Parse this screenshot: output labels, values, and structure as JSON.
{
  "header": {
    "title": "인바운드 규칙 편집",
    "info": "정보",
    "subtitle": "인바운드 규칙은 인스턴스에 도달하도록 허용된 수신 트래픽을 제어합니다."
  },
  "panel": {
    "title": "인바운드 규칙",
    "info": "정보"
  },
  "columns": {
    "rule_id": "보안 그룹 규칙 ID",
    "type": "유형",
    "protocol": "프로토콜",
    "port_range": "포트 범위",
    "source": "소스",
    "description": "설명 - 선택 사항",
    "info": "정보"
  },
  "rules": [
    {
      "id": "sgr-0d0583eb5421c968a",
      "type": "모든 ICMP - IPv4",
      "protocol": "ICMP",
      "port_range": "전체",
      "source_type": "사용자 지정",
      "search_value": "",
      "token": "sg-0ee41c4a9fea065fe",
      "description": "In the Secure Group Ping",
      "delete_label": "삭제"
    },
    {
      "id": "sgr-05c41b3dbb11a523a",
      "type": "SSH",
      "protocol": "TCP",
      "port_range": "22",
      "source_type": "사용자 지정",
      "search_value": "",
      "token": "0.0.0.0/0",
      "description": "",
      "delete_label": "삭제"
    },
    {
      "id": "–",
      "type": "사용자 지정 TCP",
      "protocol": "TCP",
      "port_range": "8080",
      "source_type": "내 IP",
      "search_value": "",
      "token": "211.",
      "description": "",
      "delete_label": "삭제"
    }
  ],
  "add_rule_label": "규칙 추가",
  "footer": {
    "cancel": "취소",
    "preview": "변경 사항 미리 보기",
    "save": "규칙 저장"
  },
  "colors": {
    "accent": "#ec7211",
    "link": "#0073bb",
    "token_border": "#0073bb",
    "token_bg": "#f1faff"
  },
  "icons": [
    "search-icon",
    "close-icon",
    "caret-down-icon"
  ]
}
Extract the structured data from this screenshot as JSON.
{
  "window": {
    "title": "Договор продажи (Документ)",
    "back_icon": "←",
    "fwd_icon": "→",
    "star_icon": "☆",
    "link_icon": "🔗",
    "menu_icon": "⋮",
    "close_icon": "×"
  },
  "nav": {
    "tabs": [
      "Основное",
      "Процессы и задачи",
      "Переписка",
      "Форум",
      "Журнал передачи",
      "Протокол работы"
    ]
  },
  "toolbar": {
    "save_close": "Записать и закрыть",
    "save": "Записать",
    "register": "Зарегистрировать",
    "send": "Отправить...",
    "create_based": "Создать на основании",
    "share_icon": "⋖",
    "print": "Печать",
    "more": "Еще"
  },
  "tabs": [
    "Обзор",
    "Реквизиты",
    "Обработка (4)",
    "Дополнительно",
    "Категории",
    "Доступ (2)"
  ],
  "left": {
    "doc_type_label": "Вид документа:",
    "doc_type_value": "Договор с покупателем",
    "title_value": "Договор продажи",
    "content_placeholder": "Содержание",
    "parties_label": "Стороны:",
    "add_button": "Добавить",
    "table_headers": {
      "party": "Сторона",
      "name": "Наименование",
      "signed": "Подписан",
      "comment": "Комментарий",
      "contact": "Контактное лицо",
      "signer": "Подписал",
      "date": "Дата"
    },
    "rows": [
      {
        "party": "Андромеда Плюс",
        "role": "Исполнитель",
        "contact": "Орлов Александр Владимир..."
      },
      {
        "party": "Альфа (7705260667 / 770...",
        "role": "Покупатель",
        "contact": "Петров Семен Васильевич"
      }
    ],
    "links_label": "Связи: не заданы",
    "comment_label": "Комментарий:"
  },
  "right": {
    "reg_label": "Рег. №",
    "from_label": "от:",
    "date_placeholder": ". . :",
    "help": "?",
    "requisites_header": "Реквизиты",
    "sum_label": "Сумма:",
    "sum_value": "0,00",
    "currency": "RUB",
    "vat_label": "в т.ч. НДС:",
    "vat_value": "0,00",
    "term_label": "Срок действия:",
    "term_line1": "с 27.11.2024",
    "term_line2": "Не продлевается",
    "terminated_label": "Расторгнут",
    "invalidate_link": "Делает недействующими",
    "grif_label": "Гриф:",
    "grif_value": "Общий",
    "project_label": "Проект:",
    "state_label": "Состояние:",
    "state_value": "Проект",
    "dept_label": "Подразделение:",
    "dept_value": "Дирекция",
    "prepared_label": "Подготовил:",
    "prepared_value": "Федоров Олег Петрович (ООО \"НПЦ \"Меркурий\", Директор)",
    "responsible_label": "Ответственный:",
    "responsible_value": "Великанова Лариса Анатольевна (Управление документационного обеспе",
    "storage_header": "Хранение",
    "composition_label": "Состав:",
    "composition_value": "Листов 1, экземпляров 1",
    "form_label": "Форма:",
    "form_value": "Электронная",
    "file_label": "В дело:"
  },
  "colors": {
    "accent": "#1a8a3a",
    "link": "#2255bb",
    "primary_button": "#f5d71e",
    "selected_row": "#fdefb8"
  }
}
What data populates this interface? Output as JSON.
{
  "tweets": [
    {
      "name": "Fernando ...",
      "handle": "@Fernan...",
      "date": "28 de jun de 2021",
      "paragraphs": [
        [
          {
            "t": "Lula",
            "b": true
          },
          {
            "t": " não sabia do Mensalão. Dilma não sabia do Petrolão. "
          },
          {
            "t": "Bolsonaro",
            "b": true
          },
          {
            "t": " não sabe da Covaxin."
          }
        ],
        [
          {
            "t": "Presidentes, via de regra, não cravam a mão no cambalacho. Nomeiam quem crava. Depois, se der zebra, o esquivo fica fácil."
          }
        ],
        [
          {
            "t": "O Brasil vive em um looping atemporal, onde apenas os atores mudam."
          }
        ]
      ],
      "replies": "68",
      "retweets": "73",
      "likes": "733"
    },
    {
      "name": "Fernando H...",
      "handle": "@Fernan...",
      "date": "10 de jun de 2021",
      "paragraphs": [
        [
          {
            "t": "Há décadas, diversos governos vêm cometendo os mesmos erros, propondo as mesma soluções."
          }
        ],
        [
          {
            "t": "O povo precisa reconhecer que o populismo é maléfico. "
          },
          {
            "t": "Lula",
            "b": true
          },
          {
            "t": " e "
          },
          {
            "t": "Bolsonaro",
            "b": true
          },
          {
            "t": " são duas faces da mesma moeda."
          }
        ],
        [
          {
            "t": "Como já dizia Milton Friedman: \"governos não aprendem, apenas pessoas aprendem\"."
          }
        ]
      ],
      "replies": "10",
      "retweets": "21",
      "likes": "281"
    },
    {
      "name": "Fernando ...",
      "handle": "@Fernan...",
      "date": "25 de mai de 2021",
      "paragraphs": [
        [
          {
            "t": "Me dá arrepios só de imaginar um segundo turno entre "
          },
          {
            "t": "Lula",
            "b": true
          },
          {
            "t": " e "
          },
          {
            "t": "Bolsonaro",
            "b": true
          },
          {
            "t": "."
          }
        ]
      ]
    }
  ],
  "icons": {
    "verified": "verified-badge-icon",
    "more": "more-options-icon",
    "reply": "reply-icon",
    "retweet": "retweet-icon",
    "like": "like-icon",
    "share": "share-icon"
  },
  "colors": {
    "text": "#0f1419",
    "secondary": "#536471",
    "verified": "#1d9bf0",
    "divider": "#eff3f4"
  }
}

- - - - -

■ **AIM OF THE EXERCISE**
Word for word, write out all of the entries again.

■ **RESPONSE TO THE EXERCISE**
Parse this screenshot: output labels, values, and structure as JSON.
{
  "header": {
    "title": "인바운드 규칙 편집",
    "info": "정보",
    "subtitle": "인바운드 규칙은 인스턴스에 도달하도록 허용된 수신 트래픽을 제어합니다."
  },
  "panel": {
    "title": "인바운드 규칙",
    "info": "정보"
  },
  "columns": {
    "rule_id": "보안 그룹 규칙 ID",
    "type": "유형",
    "protocol": "프로토콜",
    "port_range": "포트 범위",
    "source": "소스",
    "description": "설명 - 선택 사항",
    "info": "정보"
  },
  "rules": [
    {
      "id": "sgr-0d0583eb5421c968a",
      "type": "모든 ICMP - IPv4",
      "protocol": "ICMP",
      "port_range": "전체",
      "source_type": "사용자 지정",
      "search_value": "",
      "token": "sg-0ee41c4a9fea065fe",
      "description": "In the Secure Group Ping",
      "delete_label": "삭제"
    },
    {
      "id": "sgr-05c41b3dbb11a523a",
      "type": "SSH",
      "protocol": "TCP",
      "port_range": "22",
      "source_type": "사용자 지정",
      "search_value": "",
      "token": "0.0.0.0/0",
      "description": "",
      "delete_label": "삭제"
    },
    {
      "id": "–",
      "type": "사용자 지정 TCP",
      "protocol": "TCP",
      "port_range": "8080",
      "source_type": "내 IP",
      "search_value": "",
      "token": "211.",
      "description": "",
      "delete_label": "삭제"
    }
  ],
  "add_rule_label": "규칙 추가",
  "footer": {
    "cancel": "취소",
    "preview": "변경 사항 미리 보기",
    "save": "규칙 저장"
  },
  "colors": {
    "accent": "#ec7211",
    "link": "#0073bb",
    "token_border": "#0073bb",
    "token_bg": "#f1faff"
  },
  "icons": [
    "search-icon",
    "close-icon",
    "caret-down-icon"
  ]
}
Extract the structured data from this screenshot as JSON.
{
  "window": {
    "title": "Договор продажи (Документ)",
    "back_icon": "←",
    "fwd_icon": "→",
    "star_icon": "☆",
    "link_icon": "🔗",
    "menu_icon": "⋮",
    "close_icon": "×"
  },
  "nav": {
    "tabs": [
      "Основное",
      "Процессы и задачи",
      "Переписка",
      "Форум",
      "Журнал передачи",
      "Протокол работы"
    ]
  },
  "toolbar": {
    "save_close": "Записать и закрыть",
    "save": "Записать",
    "register": "Зарегистрировать",
    "send": "Отправить...",
    "create_based": "Создать на основании",
    "share_icon": "⋖",
    "print": "Печать",
    "more": "Еще"
  },
  "tabs": [
    "Обзор",
    "Реквизиты",
    "Обработка (4)",
    "Дополнительно",
    "Категории",
    "Доступ (2)"
  ],
  "left": {
    "doc_type_label": "Вид документа:",
    "doc_type_value": "Договор с покупателем",
    "title_value": "Договор продажи",
    "content_placeholder": "Содержание",
    "parties_label": "Стороны:",
    "add_button": "Добавить",
    "table_headers": {
      "party": "Сторона",
      "name": "Наименование",
      "signed": "Подписан",
      "comment": "Комментарий",
      "contact": "Контактное лицо",
      "signer": "Подписал",
      "date": "Дата"
    },
    "rows": [
      {
        "party": "Андромеда Плюс",
        "role": "Исполнитель",
        "contact": "Орлов Александр Владимир..."
      },
      {
        "party": "Альфа (7705260667 / 770...",
        "role": "Покупатель",
        "contact": "Петров Семен Васильевич"
      }
    ],
    "links_label": "Связи: не заданы",
    "comment_label": "Комментарий:"
  },
  "right": {
    "reg_label": "Рег. №",
    "from_label": "от:",
    "date_placeholder": ". . :",
    "help": "?",
    "requisites_header": "Реквизиты",
    "sum_label": "Сумма:",
    "sum_value": "0,00",
    "currency": "RUB",
    "vat_label": "в т.ч. НДС:",
    "vat_value": "0,00",
    "term_label": "Срок действия:",
    "term_line1": "с 27.11.2024",
    "term_line2": "Не продлевается",
    "terminated_label": "Расторгнут",
    "invalidate_link": "Делает недействующими",
    "grif_label": "Гриф:",
    "grif_value": "Общий",
    "project_label": "Проект:",
    "state_label": "Состояние:",
    "state_value": "Проект",
    "dept_label": "Подразделение:",
    "dept_value": "Дирекция",
    "prepared_label": "Подготовил:",
    "prepared_value": "Федоров Олег Петрович (ООО \"НПЦ \"Меркурий\", Директор)",
    "responsible_label": "Ответственный:",
    "responsible_value": "Великанова Лариса Анатольевна (Управление документационного обеспе",
    "storage_header": "Хранение",
    "composition_label": "Состав:",
    "composition_value": "Листов 1, экземпляров 1",
    "form_label": "Форма:",
    "form_value": "Электронная",
    "file_label": "В дело:"
  },
  "colors": {
    "accent": "#1a8a3a",
    "link": "#2255bb",
    "primary_button": "#f5d71e",
    "selected_row": "#fdefb8"
  }
}
What data populates this interface? Output as JSON.
{
  "tweets": [
    {
      "name": "Fernando ...",
      "handle": "@Fernan...",
      "date": "28 de jun de 2021",
      "paragraphs": [
        [
          {
            "t": "Lula",
            "b": true
          },
          {
            "t": " não sabia do Mensalão. Dilma não sabia do Petrolão. "
          },
          {
            "t": "Bolsonaro",
            "b": true
          },
          {
            "t": " não sabe da Covaxin."
          }
        ],
        [
          {
            "t": "Presidentes, via de regra, não cravam a mão no cambalacho. Nomeiam quem crava. Depois, se der zebra, o esquivo fica fácil."
          }
        ],
        [
          {
            "t": "O Brasil vive em um looping atemporal, onde apenas os atores mudam."
          }
        ]
      ],
      "replies": "68",
      "retweets": "73",
      "likes": "733"
    },
    {
      "name": "Fernando H...",
      "handle": "@Fernan...",
      "date": "10 de jun de 2021",
      "paragraphs": [
        [
          {
            "t": "Há décadas, diversos governos vêm cometendo os mesmos erros, propondo as mesma soluções."
          }
        ],
        [
          {
            "t": "O povo precisa reconhecer que o populismo é maléfico. "
          },
          {
            "t": "Lula",
            "b": true
          },
          {
            "t": " e "
          },
          {
            "t": "Bolsonaro",
            "b": true
          },
          {
            "t": " são duas faces da mesma moeda."
          }
        ],
        [
          {
            "t": "Como já dizia Milton Friedman: \"governos não aprendem, apenas pessoas aprendem\"."
          }
        ]
      ],
      "replies": "10",
      "retweets": "21",
      "likes": "281"
    },
    {
      "name": "Fernando ...",
      "handle": "@Fernan...",
      "date": "25 de mai de 2021",
      "paragraphs": [
        [
          {
            "t": "Me dá arrepios só de imaginar um segundo turno entre "
          },
          {
            "t": "Lula",
            "b": true
          },
          {
            "t": " e "
          },
          {
            "t": "Bolsonaro",
            "b": true
          },
          {
            "t": "."
          }
        ]
      ]
    }
  ],
  "icons": {
    "verified": "verified-badge-icon",
    "more": "more-options-icon",
    "reply": "reply-icon",
    "retweet": "retweet-icon",
    "like": "like-icon",
    "share": "share-icon"
  },
  "colors": {
    "text": "#0f1419",
    "secondary": "#536471",
    "verified": "#1d9bf0",
    "divider": "#eff3f4"
  }
}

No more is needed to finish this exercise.